Mobile-app-driven driver services, Uber and Lyft, each face separate lawsuits seeking class action status in San Francisco federal court. The cases have been brought against the companies by their drivers, alleging they have been misclassified as independent contractors instead of employees and are entitled to reimbursements for expenses such as gas and vehicle maintenance.
Currently, the drivers pay for such expenses themselves, an article in Reuters reported. According to Reuters, Uber is the most valuable U.S. startup, valued at $40 billion. Lyft has raised some $331 million from various investors.
At a hearing on Thursday, January 29th, U.S. District Court Judge Vince Chhabria, the judge presiding over the Lyft lawsuit, said that it was “very difficult” to decide whether the drivers were employees or independent contractors. However, according to the judge, California law appeared to favor employee status.
At a hearing the following day, U.S. District Court Judge Edward Chen, the judge presiding over the Uber lawsuit, added that Uber had a “tough argument” to make that its drivers were independent contractors. He further commented that a jury might have to decide the issue.

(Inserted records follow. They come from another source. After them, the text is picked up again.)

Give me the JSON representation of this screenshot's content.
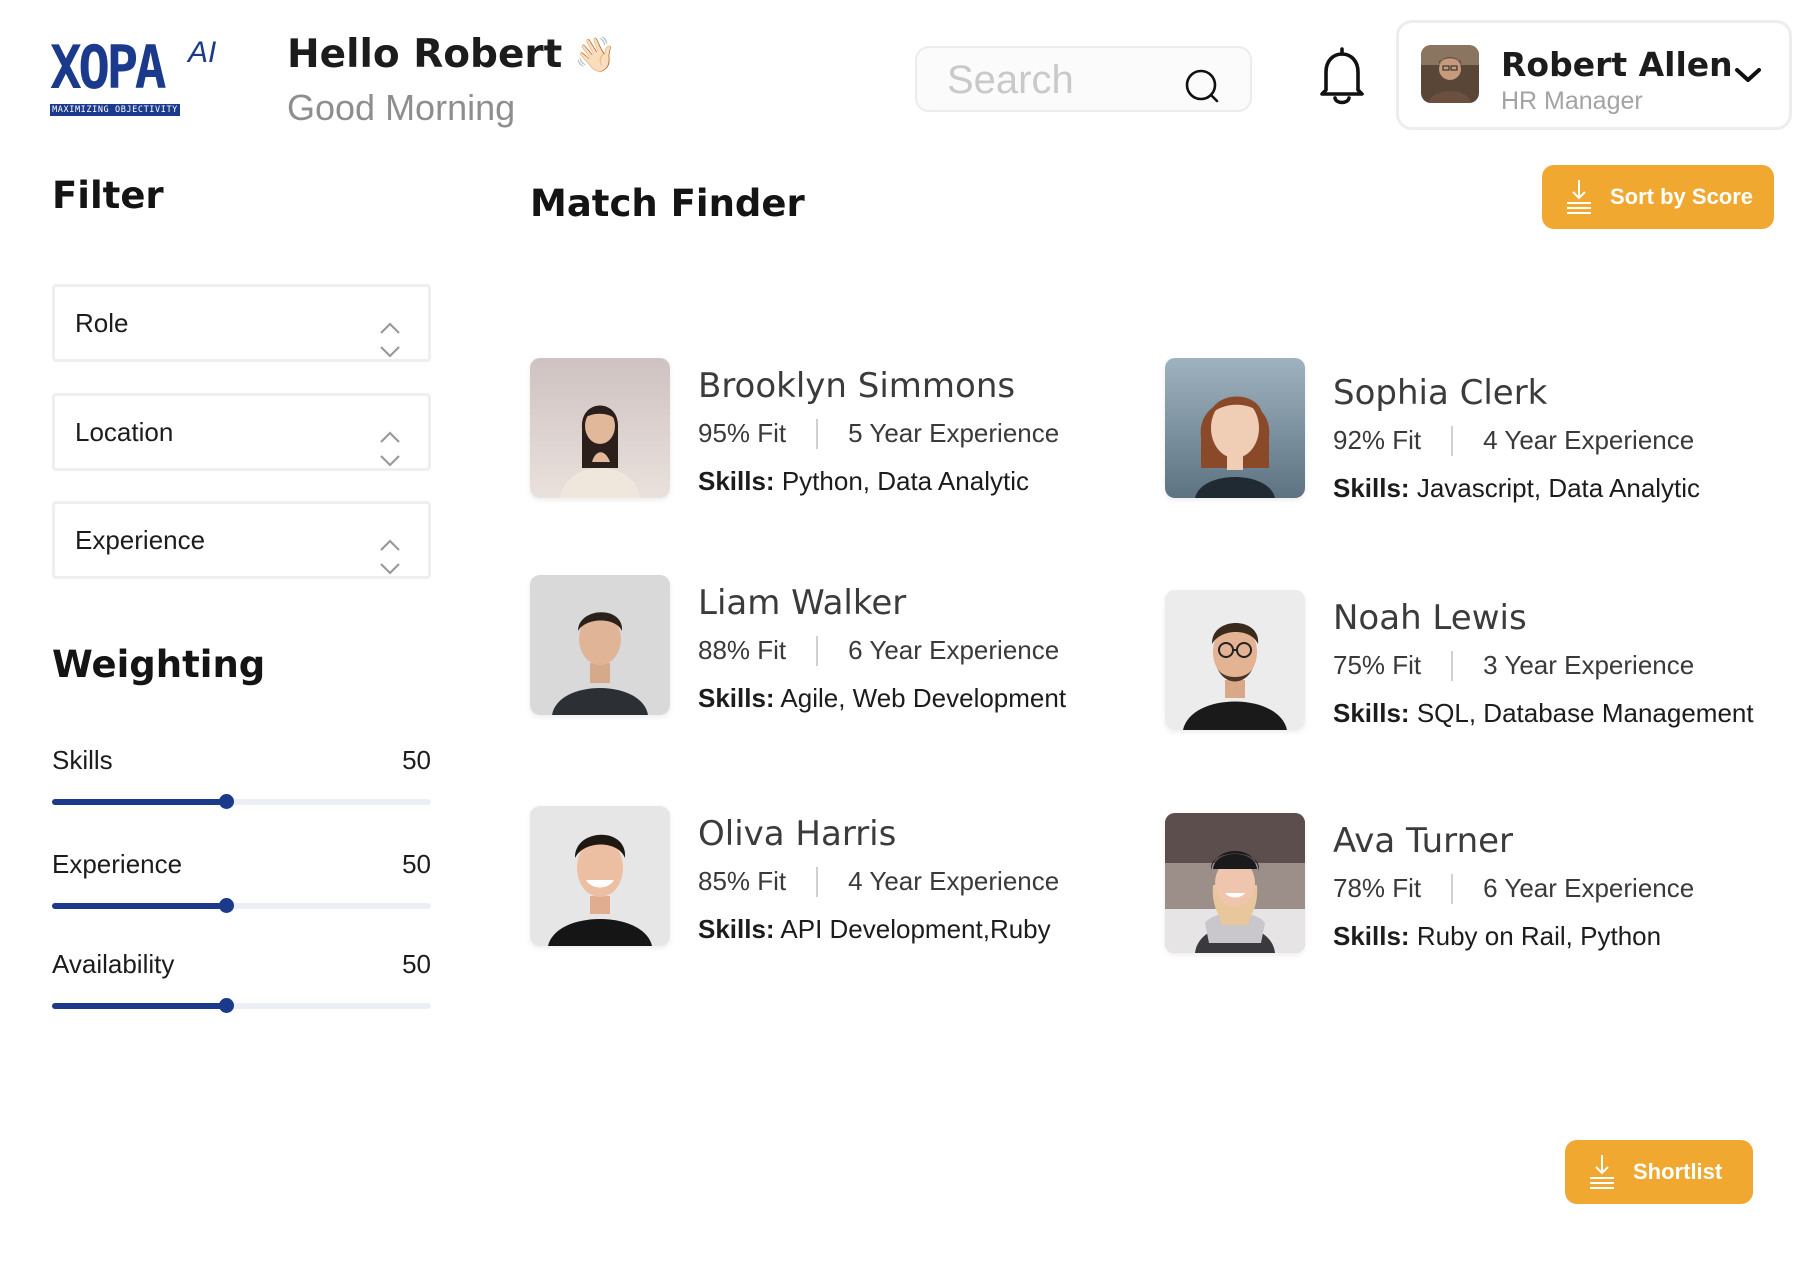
{
  "brand": {
    "logo_text": "XOPA",
    "logo_superscript": "AI",
    "tagline": "MAXIMIZING OBJECTIVITY",
    "color": "#1b3a8c"
  },
  "header": {
    "greeting": "Hello Robert",
    "wave_emoji": "👋🏻",
    "subtitle": "Good Morning",
    "search_placeholder": "Search",
    "user": {
      "name": "Robert Allen",
      "role": "HR Manager"
    }
  },
  "filter": {
    "title": "Filter",
    "selects": [
      {
        "label": "Role"
      },
      {
        "label": "Location"
      },
      {
        "label": "Experience"
      }
    ]
  },
  "weighting": {
    "title": "Weighting",
    "max": 100,
    "items": [
      {
        "label": "Skills",
        "value": "50",
        "fraction": 0.46
      },
      {
        "label": "Experience",
        "value": "50",
        "fraction": 0.46
      },
      {
        "label": "Availability",
        "value": "50",
        "fraction": 0.46
      }
    ]
  },
  "match": {
    "title": "Match Finder",
    "sort_label": "Sort by Score",
    "shortlist_label": "Shortlist",
    "skills_label": "Skills:",
    "candidates": [
      {
        "name": "Brooklyn Simmons",
        "fit": "95% Fit",
        "experience": "5 Year Experience",
        "skills": "Python, Data Analytic"
      },
      {
        "name": "Sophia Clerk",
        "fit": "92% Fit",
        "experience": "4 Year Experience",
        "skills": "Javascript, Data Analytic"
      },
      {
        "name": "Liam Walker",
        "fit": "88% Fit",
        "experience": "6 Year Experience",
        "skills": "Agile, Web Development"
      },
      {
        "name": "Noah Lewis",
        "fit": "75% Fit",
        "experience": "3 Year Experience",
        "skills": "SQL, Database Management"
      },
      {
        "name": "Oliva Harris",
        "fit": "85% Fit",
        "experience": "4 Year Experience",
        "skills": "API Development,Ruby"
      },
      {
        "name": "Ava Turner",
        "fit": "78% Fit",
        "experience": "6 Year Experience",
        "skills": "Ruby on Rail, Python"
      }
    ]
  },
  "colors": {
    "accent": "#f0a830",
    "primary": "#1b3a8c",
    "muted_text": "#8e8e8e"
  }
}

Both judges have yet to issue final rulings on the cases.
It is unclear how much money is at stake in the lawsuits because the drivers have not stated an amount they are seeking as compensation. However, because the lawsuits seek class action status, the amount could be substantial. In fact, if successful, the lawsuits could potentially undermine both companies’ entire business models, which insist they are nothing more than software platforms pairing up those seeking a ride with those who have cars.
On March 11, 2015, U.S. District Court Judges Edward Chen (the judge presiding over the Uber case) and Vince Chhabria (the judge presiding over the Lyft case) both ruled that a jury must decide whether Uber/Lyft drivers are employees or independent contractors. Recognizing that the drivers had the characteristics of independent contractors in some respects, but characteristics of employees in others, Judge Chhabria wrote, “A reasonable jury could go either way.”
The rulings rejected Uber and Lyft’s arguments that the drivers must, as a matter of law, be considered independent contractors.
You can read more about the decisions here.